  • New England Aquarium Whale Watch – A three-hour tour to Stellwagen Bank National Marine Sanctuary, a rich feeding ground for whales, dolphins, sea birds and other marine life. Dress warmly, as it can get very cold on the ocean in October.
  • Old Town Trolley Tours – A Hop-On Hop-Off bus that runs throughout downtown Boston, the seaport district, and parts of Cambridge. They stop at the cruise terminal on days when ships are in port. Each tour includes the second day free as well as your choice of admission to the Boston Tea Party Ships or a 45-minute Harbor Cruise.
  • Upper Deck Trolley Tours – Another Hop-On Hop-Off bus that runs through downtown Boston, the seaport district, and parts of Cambridge. Their buses are higher (hence the name). They sell packages that include “Super Duck Tours” that go in Boston Harbor (the “Super Duck” is not to be confused with the “Boston Duck Tours”, which have much more entertaining drivers and covers more of the city but only go in the Charles River, not the harbor).

Eat and Drink:

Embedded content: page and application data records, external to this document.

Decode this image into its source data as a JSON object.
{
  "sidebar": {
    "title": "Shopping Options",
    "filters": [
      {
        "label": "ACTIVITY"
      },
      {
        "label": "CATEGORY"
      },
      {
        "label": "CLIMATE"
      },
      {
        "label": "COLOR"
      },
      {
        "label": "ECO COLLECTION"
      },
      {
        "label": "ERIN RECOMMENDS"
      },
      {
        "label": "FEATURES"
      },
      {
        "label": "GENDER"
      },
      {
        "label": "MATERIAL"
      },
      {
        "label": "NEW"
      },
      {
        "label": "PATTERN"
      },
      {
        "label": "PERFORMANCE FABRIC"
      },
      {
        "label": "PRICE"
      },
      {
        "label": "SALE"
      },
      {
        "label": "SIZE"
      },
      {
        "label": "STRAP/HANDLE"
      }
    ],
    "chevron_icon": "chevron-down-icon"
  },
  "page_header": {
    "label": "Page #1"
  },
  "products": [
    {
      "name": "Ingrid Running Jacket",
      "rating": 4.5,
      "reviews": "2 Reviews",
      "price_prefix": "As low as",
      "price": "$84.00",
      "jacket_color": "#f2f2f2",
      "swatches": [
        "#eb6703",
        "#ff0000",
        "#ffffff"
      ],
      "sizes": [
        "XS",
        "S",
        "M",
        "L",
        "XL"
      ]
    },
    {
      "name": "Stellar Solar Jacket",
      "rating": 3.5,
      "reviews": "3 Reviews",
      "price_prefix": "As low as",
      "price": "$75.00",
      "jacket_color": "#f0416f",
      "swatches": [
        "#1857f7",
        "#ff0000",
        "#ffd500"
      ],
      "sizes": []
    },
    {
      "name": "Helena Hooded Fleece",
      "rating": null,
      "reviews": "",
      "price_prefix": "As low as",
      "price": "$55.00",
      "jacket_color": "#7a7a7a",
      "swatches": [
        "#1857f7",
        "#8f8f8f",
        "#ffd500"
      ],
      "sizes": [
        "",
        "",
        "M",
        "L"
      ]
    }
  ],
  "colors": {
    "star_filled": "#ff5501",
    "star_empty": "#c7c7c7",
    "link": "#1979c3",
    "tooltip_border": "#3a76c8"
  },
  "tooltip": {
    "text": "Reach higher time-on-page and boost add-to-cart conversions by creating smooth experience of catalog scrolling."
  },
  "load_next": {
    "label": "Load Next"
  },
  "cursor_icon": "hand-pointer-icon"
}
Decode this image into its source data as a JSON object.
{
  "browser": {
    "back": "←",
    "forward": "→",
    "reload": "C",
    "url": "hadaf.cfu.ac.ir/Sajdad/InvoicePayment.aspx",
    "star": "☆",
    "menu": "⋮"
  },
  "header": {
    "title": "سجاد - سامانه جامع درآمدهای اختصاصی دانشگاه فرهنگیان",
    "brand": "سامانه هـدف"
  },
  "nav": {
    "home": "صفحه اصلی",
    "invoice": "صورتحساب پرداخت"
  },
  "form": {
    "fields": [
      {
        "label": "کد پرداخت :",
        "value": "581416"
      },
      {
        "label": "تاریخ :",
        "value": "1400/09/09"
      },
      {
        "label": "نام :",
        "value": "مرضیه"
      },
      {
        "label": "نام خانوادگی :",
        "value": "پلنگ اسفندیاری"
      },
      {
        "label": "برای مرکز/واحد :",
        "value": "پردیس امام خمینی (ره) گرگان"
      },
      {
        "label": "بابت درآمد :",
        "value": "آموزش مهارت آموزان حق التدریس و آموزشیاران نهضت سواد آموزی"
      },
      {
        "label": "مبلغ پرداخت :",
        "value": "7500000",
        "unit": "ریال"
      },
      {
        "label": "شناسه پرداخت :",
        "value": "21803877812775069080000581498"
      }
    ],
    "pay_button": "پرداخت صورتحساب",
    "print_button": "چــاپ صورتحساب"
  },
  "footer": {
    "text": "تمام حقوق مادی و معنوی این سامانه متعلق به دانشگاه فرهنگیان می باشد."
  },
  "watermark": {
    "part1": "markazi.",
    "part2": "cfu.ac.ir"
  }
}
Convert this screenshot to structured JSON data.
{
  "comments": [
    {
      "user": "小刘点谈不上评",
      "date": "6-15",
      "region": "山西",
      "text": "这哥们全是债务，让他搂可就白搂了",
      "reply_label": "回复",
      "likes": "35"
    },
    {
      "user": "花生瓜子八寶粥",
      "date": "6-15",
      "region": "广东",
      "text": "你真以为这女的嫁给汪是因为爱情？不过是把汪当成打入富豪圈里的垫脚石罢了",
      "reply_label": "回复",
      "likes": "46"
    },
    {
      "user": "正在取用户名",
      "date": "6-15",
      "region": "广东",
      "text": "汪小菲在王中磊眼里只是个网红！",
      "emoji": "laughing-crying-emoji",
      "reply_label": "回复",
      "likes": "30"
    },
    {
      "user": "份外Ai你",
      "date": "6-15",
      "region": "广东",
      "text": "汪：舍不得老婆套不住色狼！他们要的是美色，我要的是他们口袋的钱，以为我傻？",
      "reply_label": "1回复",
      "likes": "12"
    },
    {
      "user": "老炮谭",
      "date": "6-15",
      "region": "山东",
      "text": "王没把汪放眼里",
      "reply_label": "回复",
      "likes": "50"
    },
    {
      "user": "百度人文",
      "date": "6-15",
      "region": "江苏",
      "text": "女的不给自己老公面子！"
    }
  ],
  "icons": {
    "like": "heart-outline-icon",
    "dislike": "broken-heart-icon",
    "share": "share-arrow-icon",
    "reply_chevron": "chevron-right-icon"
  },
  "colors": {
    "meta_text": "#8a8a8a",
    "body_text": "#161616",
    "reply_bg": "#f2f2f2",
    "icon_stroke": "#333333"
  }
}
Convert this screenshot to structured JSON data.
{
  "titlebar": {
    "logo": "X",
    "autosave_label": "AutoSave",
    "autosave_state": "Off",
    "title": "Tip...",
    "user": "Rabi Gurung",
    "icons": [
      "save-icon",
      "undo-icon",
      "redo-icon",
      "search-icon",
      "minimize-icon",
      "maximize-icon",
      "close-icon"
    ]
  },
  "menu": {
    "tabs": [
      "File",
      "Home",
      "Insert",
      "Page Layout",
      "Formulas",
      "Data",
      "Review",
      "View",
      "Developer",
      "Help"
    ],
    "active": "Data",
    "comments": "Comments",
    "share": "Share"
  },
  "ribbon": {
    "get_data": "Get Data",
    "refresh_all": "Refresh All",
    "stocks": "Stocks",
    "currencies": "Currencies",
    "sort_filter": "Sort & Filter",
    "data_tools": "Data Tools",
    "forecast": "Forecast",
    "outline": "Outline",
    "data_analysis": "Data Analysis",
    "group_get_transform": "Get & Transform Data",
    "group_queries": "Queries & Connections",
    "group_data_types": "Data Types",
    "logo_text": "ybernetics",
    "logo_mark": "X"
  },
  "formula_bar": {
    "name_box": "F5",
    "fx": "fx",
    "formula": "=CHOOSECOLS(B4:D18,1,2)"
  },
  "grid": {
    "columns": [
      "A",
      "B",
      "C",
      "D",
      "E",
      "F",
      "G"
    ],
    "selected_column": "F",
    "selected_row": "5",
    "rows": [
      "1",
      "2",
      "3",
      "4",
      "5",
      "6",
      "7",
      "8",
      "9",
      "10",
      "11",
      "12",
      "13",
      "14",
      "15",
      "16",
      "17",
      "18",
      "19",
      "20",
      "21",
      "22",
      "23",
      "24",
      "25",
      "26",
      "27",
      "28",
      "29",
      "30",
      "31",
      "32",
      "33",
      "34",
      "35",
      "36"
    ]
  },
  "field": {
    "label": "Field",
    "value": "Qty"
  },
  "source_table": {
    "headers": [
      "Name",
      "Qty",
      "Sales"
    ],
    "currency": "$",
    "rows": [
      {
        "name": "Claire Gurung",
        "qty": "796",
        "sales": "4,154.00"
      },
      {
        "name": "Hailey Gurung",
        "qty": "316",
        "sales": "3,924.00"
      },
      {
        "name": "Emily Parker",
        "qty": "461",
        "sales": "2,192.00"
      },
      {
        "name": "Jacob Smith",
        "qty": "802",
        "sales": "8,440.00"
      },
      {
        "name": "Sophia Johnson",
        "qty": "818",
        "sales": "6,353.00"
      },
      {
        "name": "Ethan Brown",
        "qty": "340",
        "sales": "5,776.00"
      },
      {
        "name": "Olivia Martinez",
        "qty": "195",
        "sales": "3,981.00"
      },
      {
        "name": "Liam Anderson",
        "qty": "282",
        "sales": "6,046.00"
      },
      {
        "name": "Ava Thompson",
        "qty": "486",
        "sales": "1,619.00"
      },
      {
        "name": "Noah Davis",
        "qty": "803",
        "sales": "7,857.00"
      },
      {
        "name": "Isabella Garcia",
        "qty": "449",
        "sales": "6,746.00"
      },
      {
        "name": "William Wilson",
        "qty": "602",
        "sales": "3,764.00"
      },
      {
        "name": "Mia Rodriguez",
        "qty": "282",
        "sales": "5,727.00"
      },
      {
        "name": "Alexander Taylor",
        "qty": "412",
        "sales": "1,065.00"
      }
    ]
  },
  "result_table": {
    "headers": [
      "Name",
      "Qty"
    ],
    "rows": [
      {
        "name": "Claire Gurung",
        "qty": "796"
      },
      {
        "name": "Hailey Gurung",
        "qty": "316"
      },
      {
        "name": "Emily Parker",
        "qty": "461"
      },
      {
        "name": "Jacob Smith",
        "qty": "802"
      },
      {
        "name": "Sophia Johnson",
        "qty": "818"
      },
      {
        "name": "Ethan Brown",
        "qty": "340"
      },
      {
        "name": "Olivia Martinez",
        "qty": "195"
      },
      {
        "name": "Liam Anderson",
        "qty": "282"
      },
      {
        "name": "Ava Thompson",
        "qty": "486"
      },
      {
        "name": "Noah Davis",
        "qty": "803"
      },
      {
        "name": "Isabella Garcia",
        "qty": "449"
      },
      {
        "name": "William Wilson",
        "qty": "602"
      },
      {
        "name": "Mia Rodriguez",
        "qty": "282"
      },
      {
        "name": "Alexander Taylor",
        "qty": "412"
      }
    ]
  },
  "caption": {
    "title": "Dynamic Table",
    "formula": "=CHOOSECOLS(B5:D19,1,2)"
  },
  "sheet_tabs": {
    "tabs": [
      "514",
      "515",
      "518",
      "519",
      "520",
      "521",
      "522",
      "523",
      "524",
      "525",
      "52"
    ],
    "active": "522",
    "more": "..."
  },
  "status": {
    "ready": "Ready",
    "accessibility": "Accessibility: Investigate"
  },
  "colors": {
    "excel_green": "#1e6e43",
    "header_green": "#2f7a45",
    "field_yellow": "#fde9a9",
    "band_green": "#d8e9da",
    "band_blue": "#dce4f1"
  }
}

  • Faneuil Hall Marketplace and the The North End have way more restaurants then I could possibly list here. Highlights include Mike’s Pastry, Regina Pizza, Durgin Park, and the large food court at Fanueil Hall.
  • The Union Oyster House – the longest running restaurant in the country.
  • Legal Seafoods – With several locations throughout downtown (including at the airport, near the Aquarium, and in the Seaport District), this local chain serves fresh seafood straight off the boats, as well as the quintessential New England Clam Chowder.
  • Omni Parker House – Located in the Omni Hotel, this restaurant invented Boston Cream Pie and Parker House Rolls, as well as the term “scrod”.
  • Cheers Boston – Cheers has two locations — one at the Bull and Finch Pub where the exterior shots for the TV show were filmed, and one in Faneuil Hall. Despite being a tourist trap, Cheers has surprisingly decent food, and might be worth a visit if you were a fan of the show.
  • Yankee Lobster – A personal favorite, this tiny seafood shack located near the cruise port offers fresh seafood on paper plates at a fraction of the price of Legal. They were featured on Diners, Drive-Ins, and Dives for their Lobster Mac and Cheese and their Stuffed Quahogs (Allison’s favorites).
  • James Hook + Co. – Located near South Station, James Hook is mostly a lobster wholesaler and retailer, but they also make one of the best lobster rolls in the city.
  • Harpoon Brewery – This local brewery, located near the cruise port, offers factory tours that include a free beer-tasting. They also have a large beer hall where you can buy glasses or flights of any of their beers and get home-made soft pretzels (made with leftover grain mash from the brewing process).